Black Rock Desert-High Rock Canyon Emigrant Trails National Conservation Area
Bureau of Land Management, Nevada.
Located in northwest Nevada is the vast Black Rock Desert - High Rock Canyon Emigrant Trails National Conservation Area (NCA) managed by the Black Rock Field Office. Congress established the NCA in 2000 to conserve, protect, and enhance resources associated with the California National Historic Trail and surrounding areas including the 10 designated wilderness areas. Not only does the NCA contain fascinating cultural, archaeological, and paleontological traces of the past, but it also offers a rugged brand of recreation activities for today's adventurers.
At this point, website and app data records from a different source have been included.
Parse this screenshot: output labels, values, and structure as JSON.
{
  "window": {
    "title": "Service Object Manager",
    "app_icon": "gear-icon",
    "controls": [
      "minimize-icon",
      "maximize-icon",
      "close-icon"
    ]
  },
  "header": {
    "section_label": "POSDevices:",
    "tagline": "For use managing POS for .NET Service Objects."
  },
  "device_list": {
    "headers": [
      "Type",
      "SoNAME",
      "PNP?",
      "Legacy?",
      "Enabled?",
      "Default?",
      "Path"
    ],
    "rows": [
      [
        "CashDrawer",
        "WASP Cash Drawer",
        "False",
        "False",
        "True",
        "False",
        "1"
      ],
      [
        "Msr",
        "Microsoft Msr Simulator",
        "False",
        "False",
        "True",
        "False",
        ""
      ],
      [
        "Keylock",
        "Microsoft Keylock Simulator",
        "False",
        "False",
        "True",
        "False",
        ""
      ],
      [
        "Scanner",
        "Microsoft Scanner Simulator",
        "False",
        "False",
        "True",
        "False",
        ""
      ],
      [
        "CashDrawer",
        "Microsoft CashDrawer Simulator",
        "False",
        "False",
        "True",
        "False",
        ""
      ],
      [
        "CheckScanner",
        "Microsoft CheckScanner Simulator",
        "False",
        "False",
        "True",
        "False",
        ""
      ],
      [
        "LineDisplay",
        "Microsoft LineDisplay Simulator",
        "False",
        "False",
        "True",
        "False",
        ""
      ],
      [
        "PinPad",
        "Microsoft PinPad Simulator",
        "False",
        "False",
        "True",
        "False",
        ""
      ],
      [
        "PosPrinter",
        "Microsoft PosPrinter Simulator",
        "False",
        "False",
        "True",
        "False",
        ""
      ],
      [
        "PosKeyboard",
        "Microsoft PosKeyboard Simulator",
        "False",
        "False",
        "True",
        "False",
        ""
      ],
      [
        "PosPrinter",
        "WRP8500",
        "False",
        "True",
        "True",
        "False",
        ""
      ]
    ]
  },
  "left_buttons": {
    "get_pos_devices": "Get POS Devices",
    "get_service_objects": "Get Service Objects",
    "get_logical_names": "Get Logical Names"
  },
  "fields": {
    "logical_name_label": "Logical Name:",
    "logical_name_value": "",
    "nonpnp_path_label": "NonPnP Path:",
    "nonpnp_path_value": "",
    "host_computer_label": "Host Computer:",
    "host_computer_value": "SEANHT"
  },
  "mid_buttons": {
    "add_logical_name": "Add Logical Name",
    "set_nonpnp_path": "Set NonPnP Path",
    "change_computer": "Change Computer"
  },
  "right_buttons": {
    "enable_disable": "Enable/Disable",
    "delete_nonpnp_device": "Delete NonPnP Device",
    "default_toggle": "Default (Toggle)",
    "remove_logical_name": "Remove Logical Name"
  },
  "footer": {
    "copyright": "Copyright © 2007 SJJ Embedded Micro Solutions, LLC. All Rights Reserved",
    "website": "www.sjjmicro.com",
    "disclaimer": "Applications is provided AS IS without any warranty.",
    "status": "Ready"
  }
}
What these million-plus acres lack in developed amenities, they offer in unique and challenging backcountry and wilderness opportunities. The longest intact segments (totaling 175 miles) of the historic Emigrant Trails to California and Oregon is located within the NCA.
The NCA's geologic features tell a tale of astounding natural forces. The Black Rock Desert playa—a flat expanse of about 200 square miles—once formed the bed of Lake Lahontan, an ancient lake that covered much of northwestern Nevada 15,000 years ago. Today the playa is favored by off-roaders, land sailers, and amateur rocketry groups, and it provides a dramatic venue for large, outdoor events. The area's namesake, a distinctive formation of black rock, is an impressive outcropping of volcanic rocks and limestone.
American Indians inhabited Black Rock - High Rock country for at least 10,000 years before Euro-American emigrants passed through on their way to California and Oregon in the 19th century. Black Rock Point was a welcome landmark for these settlers. In 1843—44 the famous explorer John C. Frémont traversed what is now the Applegate Trail, pioneering a throughway from which many wagon routes would form. Visitors today can walk along the Applegate and Nobles trails and read signs depicting diary entries from the early emigrants.
Variety of recreational opportunities are present within the NCA suitable for visitors of all experience levels, such as:
- Off-Roading and Land-Sailing on the Black Rock Desert Playa.
- Historic and wildlife sightseeing along the Emigrant Trail.
- Camping dispersedly or at Soldier Meadows Campground.
- Camping and star-gazing at one of the cowboy cabins at Steven's Camp, Massacre Ranch, or Soldier Meadows.
- Commercial, competitive, and organized events and activities occur in the NCA through the Special Recreation Permit (SRP) Program. For more information on SRPs, please visit the Nevada SRP Page.
Please remember this area is rugged and remote, and visitors need to be prepared for backcountry travel with no cell phone signal and few, if any, other people nearby. Black Rock country is a land of extremes—the weather can be hot and sunny one day and cold and snowy the next. Visitors should be prepared for changing weather conditions and carry additional water, food, and clothing.
High-clearance vehicles with off-road tires (at least 6-ply) are recommended, as is a second spare tire for visitors who plan to travel the dirt roads in and around the NCA. Motorized use is limited to designated routes only, except for the unvegetated, flat surface of the Black Rock Desert Playa.
Contact the Black Rock Field Office for current road and Playa conditions. For more information, visit the main page for the Black Rock Desert-High Rock Canyon Emigrant Trails National Conservation Area here.
For the most current wildland fire restrictions and advisories, please visit Nevada Fire Info here.
- Auto Touring
- Environmental Education
- Fire Lookouts/Cabins Overnight
- Historic & Cultural Site
- Horse Camping
- Horseback Riding
- Information Site
- Interpretive Programs
- Mountain Biking
- Off Highway Vehicle
- Off Road Vehicle Trails
- Recreational Vehicles
- Visitor Center
- Water Sports
- Wildlife Viewing
From Reno, Nevada: Take Interstate 80 east to Wadsworth. Travel north for 75 miles on State Highway 447 to Gerlach, NV.